- Data supplied
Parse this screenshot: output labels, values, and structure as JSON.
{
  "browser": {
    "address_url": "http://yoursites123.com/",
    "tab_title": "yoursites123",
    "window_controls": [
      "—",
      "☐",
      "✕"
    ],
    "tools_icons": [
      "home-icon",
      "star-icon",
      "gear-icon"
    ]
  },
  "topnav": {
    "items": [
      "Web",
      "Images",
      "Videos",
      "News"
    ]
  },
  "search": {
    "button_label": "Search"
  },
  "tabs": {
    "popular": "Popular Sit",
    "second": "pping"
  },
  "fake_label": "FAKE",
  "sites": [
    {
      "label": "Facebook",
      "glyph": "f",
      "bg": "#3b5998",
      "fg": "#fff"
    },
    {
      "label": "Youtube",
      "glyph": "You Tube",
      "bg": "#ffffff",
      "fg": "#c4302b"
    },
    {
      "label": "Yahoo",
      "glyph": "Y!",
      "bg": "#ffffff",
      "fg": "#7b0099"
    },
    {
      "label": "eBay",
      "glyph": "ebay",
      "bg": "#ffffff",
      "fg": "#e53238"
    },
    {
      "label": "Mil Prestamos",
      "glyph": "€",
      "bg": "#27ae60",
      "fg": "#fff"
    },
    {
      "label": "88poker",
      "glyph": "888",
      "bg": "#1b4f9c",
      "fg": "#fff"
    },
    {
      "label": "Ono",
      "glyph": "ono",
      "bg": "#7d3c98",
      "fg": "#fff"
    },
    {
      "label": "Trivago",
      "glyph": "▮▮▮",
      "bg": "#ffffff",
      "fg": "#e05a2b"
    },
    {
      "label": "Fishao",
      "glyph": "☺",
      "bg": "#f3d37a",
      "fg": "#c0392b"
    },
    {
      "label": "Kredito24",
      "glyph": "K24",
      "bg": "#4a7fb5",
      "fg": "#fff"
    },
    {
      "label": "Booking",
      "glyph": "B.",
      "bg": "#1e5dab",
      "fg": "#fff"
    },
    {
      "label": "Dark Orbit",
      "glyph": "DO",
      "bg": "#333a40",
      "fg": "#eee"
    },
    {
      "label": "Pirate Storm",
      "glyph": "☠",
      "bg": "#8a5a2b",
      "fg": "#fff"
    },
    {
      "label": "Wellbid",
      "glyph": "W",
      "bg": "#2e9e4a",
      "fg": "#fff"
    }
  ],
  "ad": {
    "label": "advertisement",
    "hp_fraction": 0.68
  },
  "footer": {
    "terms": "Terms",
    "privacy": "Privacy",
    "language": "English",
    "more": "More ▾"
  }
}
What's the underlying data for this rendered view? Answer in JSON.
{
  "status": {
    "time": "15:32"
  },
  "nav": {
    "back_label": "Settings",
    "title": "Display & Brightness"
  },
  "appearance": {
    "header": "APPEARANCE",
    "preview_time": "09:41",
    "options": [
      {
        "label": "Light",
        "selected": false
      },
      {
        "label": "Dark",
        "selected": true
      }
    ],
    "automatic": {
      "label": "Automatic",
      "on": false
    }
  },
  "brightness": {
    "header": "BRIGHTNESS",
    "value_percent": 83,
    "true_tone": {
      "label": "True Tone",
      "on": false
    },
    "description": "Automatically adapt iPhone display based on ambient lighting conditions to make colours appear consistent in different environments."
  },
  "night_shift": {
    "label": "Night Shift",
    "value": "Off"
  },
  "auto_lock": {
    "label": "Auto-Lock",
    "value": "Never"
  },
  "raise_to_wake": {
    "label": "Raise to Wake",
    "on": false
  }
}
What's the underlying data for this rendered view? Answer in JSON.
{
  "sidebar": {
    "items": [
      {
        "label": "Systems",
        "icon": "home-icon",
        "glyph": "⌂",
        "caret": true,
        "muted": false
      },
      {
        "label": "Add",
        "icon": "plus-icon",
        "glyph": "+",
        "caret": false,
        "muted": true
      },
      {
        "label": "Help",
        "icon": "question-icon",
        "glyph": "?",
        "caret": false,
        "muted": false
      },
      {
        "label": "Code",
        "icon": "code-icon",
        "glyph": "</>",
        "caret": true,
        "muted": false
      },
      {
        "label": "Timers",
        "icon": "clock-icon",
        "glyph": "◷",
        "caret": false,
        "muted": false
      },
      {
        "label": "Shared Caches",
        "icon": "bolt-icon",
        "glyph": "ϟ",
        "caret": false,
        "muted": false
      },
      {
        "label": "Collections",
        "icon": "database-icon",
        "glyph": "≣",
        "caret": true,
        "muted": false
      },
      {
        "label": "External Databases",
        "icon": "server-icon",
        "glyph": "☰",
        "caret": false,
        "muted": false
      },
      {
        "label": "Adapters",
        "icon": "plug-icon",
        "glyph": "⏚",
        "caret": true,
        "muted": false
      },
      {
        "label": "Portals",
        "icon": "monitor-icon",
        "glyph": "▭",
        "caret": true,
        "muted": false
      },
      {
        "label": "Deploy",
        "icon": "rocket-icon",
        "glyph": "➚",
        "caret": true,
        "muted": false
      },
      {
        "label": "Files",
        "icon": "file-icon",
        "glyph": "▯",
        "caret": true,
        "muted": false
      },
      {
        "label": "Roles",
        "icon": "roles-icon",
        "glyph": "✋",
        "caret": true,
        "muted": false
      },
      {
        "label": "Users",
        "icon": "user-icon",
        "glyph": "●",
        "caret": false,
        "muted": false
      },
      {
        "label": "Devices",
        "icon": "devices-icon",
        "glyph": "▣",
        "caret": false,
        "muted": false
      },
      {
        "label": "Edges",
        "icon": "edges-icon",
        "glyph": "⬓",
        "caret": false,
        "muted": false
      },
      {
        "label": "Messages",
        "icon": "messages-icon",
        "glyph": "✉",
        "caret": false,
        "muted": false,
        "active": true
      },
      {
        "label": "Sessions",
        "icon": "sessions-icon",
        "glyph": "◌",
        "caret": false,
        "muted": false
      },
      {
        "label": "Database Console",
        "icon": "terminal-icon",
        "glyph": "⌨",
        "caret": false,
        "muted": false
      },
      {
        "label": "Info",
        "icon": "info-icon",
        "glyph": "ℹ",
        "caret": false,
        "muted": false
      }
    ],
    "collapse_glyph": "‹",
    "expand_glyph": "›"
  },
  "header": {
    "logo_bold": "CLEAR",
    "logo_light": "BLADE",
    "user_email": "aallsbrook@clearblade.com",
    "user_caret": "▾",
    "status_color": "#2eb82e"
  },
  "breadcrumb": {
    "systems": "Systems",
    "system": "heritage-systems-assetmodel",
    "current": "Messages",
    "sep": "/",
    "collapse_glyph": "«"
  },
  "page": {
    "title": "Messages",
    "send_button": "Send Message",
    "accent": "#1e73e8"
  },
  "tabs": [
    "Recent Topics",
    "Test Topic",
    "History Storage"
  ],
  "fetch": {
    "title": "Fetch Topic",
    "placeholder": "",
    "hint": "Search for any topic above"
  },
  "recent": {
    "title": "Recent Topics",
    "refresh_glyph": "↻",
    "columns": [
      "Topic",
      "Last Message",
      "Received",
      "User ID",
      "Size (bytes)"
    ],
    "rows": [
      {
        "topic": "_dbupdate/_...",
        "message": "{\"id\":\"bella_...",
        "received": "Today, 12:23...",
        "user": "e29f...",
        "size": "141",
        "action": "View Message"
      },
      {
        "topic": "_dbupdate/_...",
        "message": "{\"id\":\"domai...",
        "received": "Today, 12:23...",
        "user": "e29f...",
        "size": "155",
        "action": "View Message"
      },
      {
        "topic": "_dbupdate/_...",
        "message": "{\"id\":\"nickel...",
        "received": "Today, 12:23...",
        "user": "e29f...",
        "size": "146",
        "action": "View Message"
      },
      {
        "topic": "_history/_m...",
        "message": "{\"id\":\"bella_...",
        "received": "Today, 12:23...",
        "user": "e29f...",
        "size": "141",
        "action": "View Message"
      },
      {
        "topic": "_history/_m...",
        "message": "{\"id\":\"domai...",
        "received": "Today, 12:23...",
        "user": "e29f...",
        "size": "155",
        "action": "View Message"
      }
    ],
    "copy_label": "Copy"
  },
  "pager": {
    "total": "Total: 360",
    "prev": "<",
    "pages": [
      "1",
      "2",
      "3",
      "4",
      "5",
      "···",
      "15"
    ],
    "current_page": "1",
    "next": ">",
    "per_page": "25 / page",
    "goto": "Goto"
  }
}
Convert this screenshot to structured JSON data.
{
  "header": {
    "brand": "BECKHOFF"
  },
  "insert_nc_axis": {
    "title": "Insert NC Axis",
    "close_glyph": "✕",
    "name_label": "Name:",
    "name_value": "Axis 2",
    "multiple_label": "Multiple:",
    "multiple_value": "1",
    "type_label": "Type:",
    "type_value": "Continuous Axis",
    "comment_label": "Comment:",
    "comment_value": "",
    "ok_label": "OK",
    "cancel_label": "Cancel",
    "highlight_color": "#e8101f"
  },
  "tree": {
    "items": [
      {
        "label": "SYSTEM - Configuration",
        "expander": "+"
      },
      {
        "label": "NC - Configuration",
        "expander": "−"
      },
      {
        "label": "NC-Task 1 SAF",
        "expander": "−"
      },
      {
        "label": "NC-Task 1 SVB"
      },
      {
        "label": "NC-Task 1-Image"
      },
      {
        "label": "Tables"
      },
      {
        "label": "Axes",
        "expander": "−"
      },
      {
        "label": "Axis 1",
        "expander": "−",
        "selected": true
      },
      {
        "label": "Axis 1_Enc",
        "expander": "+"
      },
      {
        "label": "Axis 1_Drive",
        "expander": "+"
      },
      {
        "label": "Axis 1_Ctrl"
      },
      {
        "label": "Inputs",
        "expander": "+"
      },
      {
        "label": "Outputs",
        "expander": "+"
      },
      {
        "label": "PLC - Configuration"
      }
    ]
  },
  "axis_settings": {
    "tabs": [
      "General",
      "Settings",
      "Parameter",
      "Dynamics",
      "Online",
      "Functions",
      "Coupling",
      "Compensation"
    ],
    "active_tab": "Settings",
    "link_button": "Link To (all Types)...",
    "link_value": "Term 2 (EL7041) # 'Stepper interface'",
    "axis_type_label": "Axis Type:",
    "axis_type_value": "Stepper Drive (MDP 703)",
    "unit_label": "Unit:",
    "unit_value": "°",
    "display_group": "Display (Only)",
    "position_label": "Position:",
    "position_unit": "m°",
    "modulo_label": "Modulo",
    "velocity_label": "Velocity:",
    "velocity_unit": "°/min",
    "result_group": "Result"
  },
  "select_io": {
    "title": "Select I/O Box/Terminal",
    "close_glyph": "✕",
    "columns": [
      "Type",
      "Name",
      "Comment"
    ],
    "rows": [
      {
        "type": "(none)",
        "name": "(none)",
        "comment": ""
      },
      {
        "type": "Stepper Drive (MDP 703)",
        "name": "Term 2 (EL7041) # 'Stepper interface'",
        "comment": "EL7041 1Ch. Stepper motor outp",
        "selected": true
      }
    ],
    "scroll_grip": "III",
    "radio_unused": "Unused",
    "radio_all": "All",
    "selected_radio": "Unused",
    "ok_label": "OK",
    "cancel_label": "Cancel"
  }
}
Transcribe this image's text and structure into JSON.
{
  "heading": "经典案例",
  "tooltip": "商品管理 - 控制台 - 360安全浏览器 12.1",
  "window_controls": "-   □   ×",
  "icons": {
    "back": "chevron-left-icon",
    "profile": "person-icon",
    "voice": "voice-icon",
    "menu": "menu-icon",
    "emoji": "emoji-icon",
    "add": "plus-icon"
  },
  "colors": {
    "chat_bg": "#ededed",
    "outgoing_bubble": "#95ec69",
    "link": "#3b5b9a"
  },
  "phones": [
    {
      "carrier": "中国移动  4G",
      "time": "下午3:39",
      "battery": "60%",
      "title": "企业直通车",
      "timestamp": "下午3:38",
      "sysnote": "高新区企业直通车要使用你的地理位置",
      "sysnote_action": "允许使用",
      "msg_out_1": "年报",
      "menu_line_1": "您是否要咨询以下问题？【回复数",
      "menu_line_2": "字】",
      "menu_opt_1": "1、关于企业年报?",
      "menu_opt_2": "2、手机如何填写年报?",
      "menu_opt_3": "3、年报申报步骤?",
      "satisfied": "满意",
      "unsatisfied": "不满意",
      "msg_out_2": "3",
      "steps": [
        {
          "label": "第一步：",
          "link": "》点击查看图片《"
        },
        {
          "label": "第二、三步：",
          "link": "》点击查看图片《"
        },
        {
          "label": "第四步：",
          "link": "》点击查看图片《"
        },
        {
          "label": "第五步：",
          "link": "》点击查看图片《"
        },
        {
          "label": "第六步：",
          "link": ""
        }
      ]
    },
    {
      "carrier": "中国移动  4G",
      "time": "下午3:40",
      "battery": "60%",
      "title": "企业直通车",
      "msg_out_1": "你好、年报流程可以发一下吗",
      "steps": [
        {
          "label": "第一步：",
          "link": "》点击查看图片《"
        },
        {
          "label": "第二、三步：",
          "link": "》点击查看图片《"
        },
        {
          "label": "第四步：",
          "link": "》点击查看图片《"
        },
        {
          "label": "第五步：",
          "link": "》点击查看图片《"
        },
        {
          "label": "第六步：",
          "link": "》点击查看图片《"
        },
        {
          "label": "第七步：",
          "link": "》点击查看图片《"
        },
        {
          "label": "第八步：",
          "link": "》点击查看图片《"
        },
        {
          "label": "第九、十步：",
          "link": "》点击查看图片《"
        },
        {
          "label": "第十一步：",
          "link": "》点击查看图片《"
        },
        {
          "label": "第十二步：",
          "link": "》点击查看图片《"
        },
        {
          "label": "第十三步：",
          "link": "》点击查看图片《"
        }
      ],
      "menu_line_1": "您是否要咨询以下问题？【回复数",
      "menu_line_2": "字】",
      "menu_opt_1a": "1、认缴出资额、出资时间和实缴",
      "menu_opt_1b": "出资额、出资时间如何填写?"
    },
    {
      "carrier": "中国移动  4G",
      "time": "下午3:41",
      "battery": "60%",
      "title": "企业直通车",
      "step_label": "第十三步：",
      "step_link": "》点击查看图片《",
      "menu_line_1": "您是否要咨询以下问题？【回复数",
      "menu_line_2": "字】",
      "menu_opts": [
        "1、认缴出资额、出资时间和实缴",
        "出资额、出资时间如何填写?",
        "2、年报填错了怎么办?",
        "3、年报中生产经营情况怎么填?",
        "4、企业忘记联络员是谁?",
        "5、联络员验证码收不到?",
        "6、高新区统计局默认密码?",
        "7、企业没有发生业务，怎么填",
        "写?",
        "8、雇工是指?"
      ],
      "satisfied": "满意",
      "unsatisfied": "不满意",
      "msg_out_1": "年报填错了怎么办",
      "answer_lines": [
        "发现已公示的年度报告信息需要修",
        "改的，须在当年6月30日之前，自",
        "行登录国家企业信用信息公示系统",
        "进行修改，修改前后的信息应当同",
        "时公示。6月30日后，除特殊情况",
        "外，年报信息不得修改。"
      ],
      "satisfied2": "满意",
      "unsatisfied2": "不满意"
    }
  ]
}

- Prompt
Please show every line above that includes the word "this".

- Your response
Parse this screenshot: output labels, values, and structure as JSON.
What's the underlying data for this rendered view? Answer in JSON.
What's the underlying data for this rendered view? Answer in JSON.
Convert this screenshot to structured JSON data.
Transcribe this image's text and structure into JSON.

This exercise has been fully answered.